The 2020 Census showed that Pennsylvania grew by 2.4% over the last decade, a modest level of growth compared to other parts of the country. Statewide growth is concentrated in an ever-smaller number of counties; and more than 60% of Pennsylvania’s municipalities experienced population decline between 2010 and 2020. For these shrinking communities, there is no time left to start addressing the challenges ahead.
More than 1,500 Pennsylvania municipalities have less than 1,000 residents, and more than 400 have populations under 500 people. Many of the smallest municipalities are trapped in a cycle of decline, lacking the resources to invest in their futures.
Being a small municipality in Pennsylvania comes with formidable challenges. The state devolves many responsibilities to its boroughs and townships, but many of these responsibilities become nearly impossible to meet with waning populations and tax bases. More than half of all Pennsylvania municipalities maintain no local police department, leaving public safety to distant state police offices. But municipalities remain responsible for much else, from the maintenance of key infrastructure to land-use planning and essential public services — and these are baseline tasks, far from sufficient to building a prosperous future, which requires the ability to attract and retain new residents and new businesses.
Being a place where people want to live and work requires continuous reinvestment that fewer and fewer local Pennsylvania communities have the fiscal capacity to manage. The proliferation of distressed communities is a consequence of the state’s extreme fragmentation — Pennsylvania is home to more than 2,500 individual municipalities. That number does not include over 1,800 public authorities and special-district governments that provide public services. Nor does it include the combined city and county of Philadelphia, 66 independent county governments, and 500 school districts that coexist in a confounding and overlapping patchwork of local government.
Long-term problems will not be resolved without structural reorganization of Pennsylvania local government, which could include mergers and annexations, among other policy options. So far, discussion of local government reform has netted little, as debates get bogged down in board disagreements over the role of government. Some fear that even the most minor reorganization of small municipalities will open the door to the creation of large new government bureaucracies elsewhere.
The state’s smallest and most distressed communities are being held hostage to fears that could be addressed with effective legislation. It’s in the power of the legislature to create incentives encouraging municipalities to reorganize themselves.
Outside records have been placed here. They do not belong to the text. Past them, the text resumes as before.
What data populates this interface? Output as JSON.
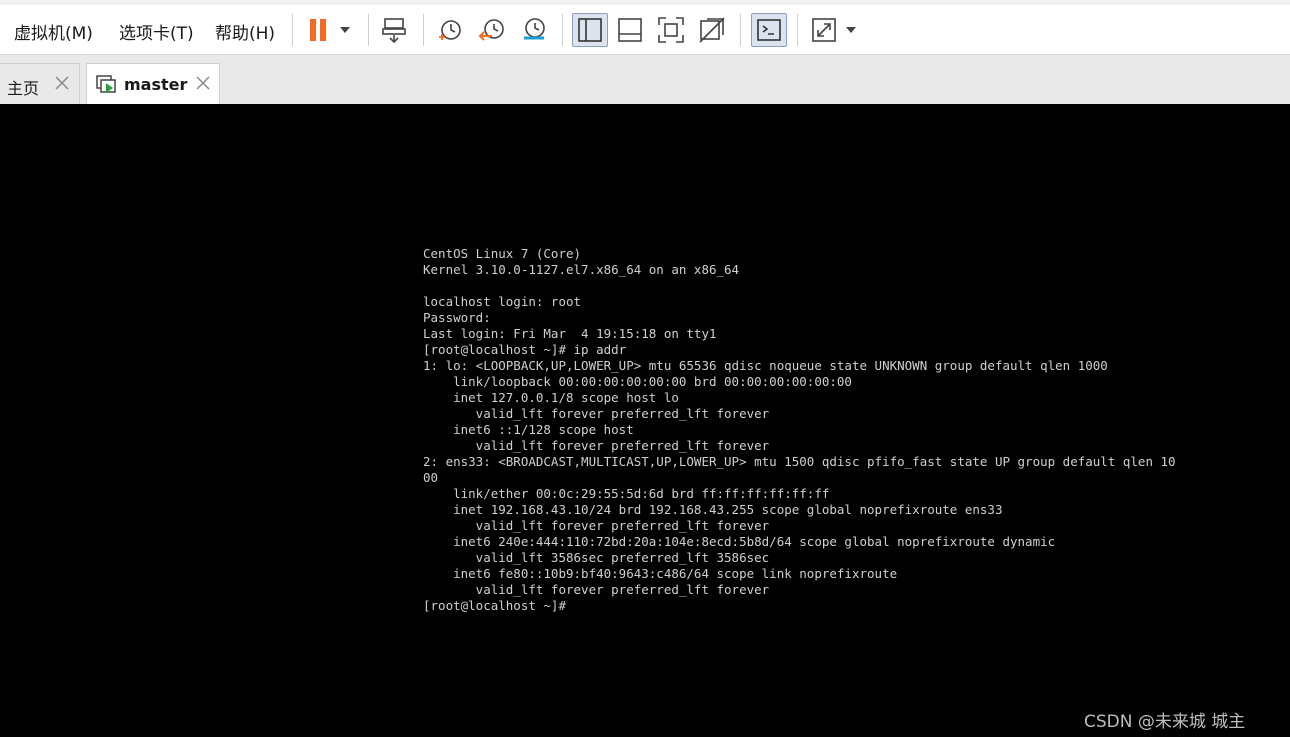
{
  "menu": {
    "vm": "虚拟机(M)",
    "tabs": "选项卡(T)",
    "help": "帮助(H)"
  },
  "toolbar": {
    "icons": [
      "pause-icon",
      "send-keys-icon",
      "snapshot-icon",
      "revert-snapshot-icon",
      "snapshot-manager-icon",
      "library-view-icon",
      "thumbnail-bar-icon",
      "fullscreen-icon",
      "unity-icon",
      "console-view-icon",
      "stretch-icon"
    ],
    "accent_pause": "#f26b21",
    "accent_console_active": "#dbe3ee"
  },
  "tabs": [
    {
      "label": "主页",
      "active": false
    },
    {
      "label": "master",
      "active": true
    }
  ],
  "terminal": {
    "lines": [
      "CentOS Linux 7 (Core)",
      "Kernel 3.10.0-1127.el7.x86_64 on an x86_64",
      "",
      "localhost login: root",
      "Password:",
      "Last login: Fri Mar  4 19:15:18 on tty1",
      "[root@localhost ~]# ip addr",
      "1: lo: <LOOPBACK,UP,LOWER_UP> mtu 65536 qdisc noqueue state UNKNOWN group default qlen 1000",
      "    link/loopback 00:00:00:00:00:00 brd 00:00:00:00:00:00",
      "    inet 127.0.0.1/8 scope host lo",
      "       valid_lft forever preferred_lft forever",
      "    inet6 ::1/128 scope host",
      "       valid_lft forever preferred_lft forever",
      "2: ens33: <BROADCAST,MULTICAST,UP,LOWER_UP> mtu 1500 qdisc pfifo_fast state UP group default qlen 10",
      "00",
      "    link/ether 00:0c:29:55:5d:6d brd ff:ff:ff:ff:ff:ff",
      "    inet 192.168.43.10/24 brd 192.168.43.255 scope global noprefixroute ens33",
      "       valid_lft forever preferred_lft forever",
      "    inet6 240e:444:110:72bd:20a:104e:8ecd:5b8d/64 scope global noprefixroute dynamic",
      "       valid_lft 3586sec preferred_lft 3586sec",
      "    inet6 fe80::10b9:bf40:9643:c486/64 scope link noprefixroute",
      "       valid_lft forever preferred_lft forever",
      "[root@localhost ~]#"
    ]
  },
  "watermark": "CSDN @未来城   城主"
}
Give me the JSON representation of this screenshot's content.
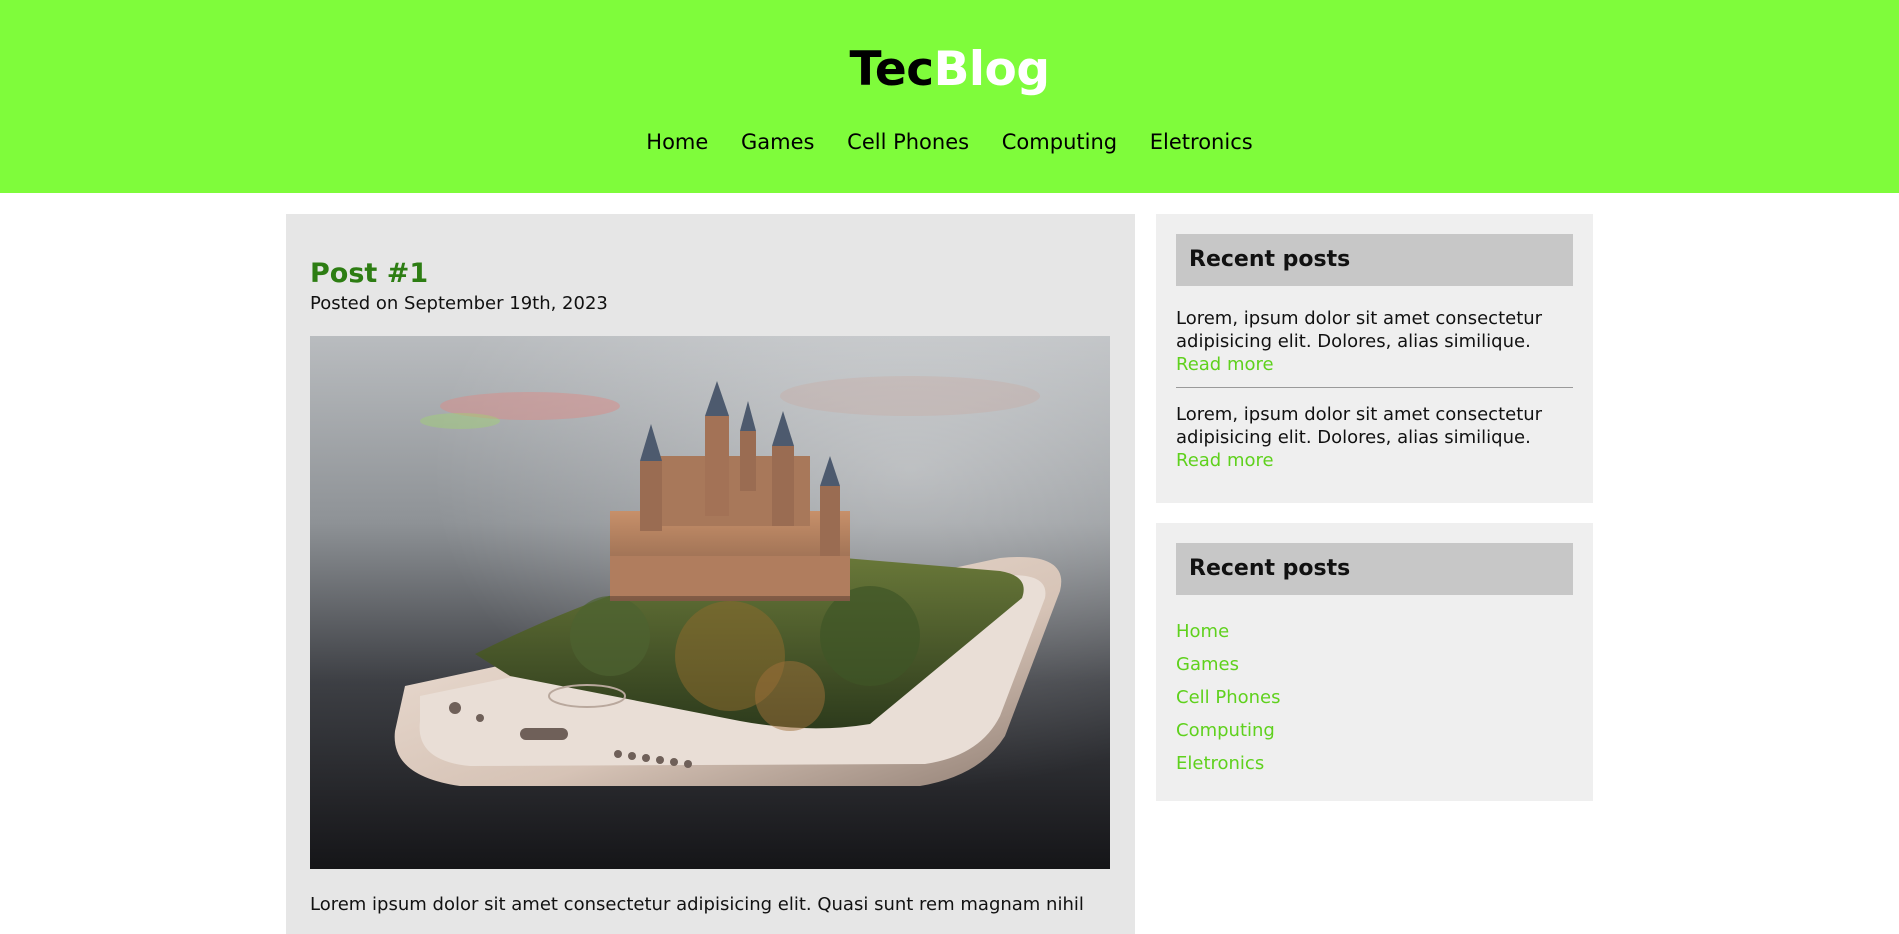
{
  "header": {
    "brand_part1": "Tec",
    "brand_part2": "Blog",
    "nav": [
      "Home",
      "Games",
      "Cell Phones",
      "Computing",
      "Eletronics"
    ]
  },
  "post": {
    "title": "Post #1",
    "date": "Posted on September 19th, 2023",
    "image_alt": "castle-on-smartphone-image",
    "text": "Lorem ipsum dolor sit amet consectetur adipisicing elit. Quasi sunt rem magnam nihil"
  },
  "sidebar": {
    "recent": {
      "title": "Recent posts",
      "items": [
        {
          "text": "Lorem, ipsum dolor sit amet consectetur adipisicing elit. Dolores, alias similique.",
          "link": "Read more"
        },
        {
          "text": "Lorem, ipsum dolor sit amet consectetur adipisicing elit. Dolores, alias similique.",
          "link": "Read more"
        }
      ]
    },
    "categories": {
      "title": "Recent posts",
      "links": [
        "Home",
        "Games",
        "Cell Phones",
        "Computing",
        "Eletronics"
      ]
    }
  },
  "colors": {
    "header_bg": "#7ffc3b",
    "accent_link": "#5fd11d",
    "post_title": "#2d7d13"
  }
}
State programs can reward local boroughs and townships that work together and bring about consolidations in cases where it makes sense to do so.
Similar results could be facilitated by encouraging greater implementation of Councils of Government (COGs), a tool that has been in place since the mid-20th century. COGs are voluntary associations of local governments that facilitate cooperation in key public services and are already in use in parts of the state. Alternatively, county governments could be given wider authority to take on responsibilities currently devolved to boroughs and townships. Inertia has ruled up to now because the state provides little incentive to pursue any of these changes.
Local leaders have repeatedly proposed legislation to address the situation of distressed municipalities. In the 1990s, Allegheny County Controller Frank Lucchino argued for new laws to allow Pennsylvania municipalities to disincorporate — something not permitted in Pennsylvania statutes. The step was necessary, he maintained, because many municipalities had functionally ceased to exist. The idea gained little traction, though it has been occasionally reintroduced since then.
Absent significant changes, it’s unrealistic to expect Pennsylvania’s shrinking communities to stabilize on their own. Ongoing demographic decline is compounded by historically low rates of international immigration — the primary source of population growth in the United States in recent decades — and now by declining rates of domestic migration within the country.
The result: many communities must manage their own decline. Population growth is not necessarily a requirement of prosperous and successful communities, but clearly, Pennsylvania’s many struggling communities must start doing things differently. Building competitive municipalities will require, for starters, reimagining the role of local governments. Major change is needed if many Pennsylvania cities, boroughs, and townships are to develop the more focused plans and investments that are currently beyond their capacity.